Try it
In the records that follow, find each line containing "label" and copy it.
━━━━━ Exercise inputs
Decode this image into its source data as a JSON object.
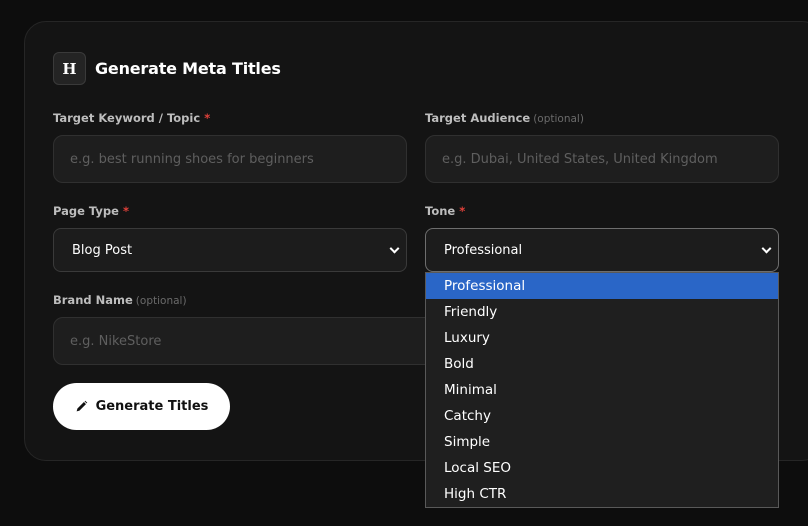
{
  "header": {
    "badge": "H",
    "title": "Generate Meta Titles"
  },
  "fields": {
    "keyword": {
      "label": "Target Keyword / Topic",
      "required_mark": "*",
      "placeholder": "e.g. best running shoes for beginners"
    },
    "audience": {
      "label": "Target Audience",
      "optional_text": "(optional)",
      "placeholder": "e.g. Dubai, United States, United Kingdom"
    },
    "page_type": {
      "label": "Page Type",
      "required_mark": "*",
      "value": "Blog Post"
    },
    "tone": {
      "label": "Tone",
      "required_mark": "*",
      "value": "Professional"
    },
    "brand": {
      "label": "Brand Name",
      "optional_text": "(optional)",
      "placeholder": "e.g. NikeStore"
    }
  },
  "generate_button": {
    "label": "Generate Titles",
    "icon": "pencil-icon"
  },
  "tone_dropdown": {
    "selected": "Professional",
    "options": [
      "Professional",
      "Friendly",
      "Luxury",
      "Bold",
      "Minimal",
      "Catchy",
      "Simple",
      "Local SEO",
      "High CTR"
    ]
  },
  "colors": {
    "background": "#0d0d0d",
    "card": "#141414",
    "required": "#e0413a",
    "highlight": "#2a66c7",
    "button": "#ffffff"
  }
}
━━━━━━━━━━
Worked solution
      "label": "Target Keyword / Topic",
      "label": "Target Audience",
      "label": "Page Type",
      "label": "Tone",
      "label": "Brand Name",
    "label": "Generate Titles",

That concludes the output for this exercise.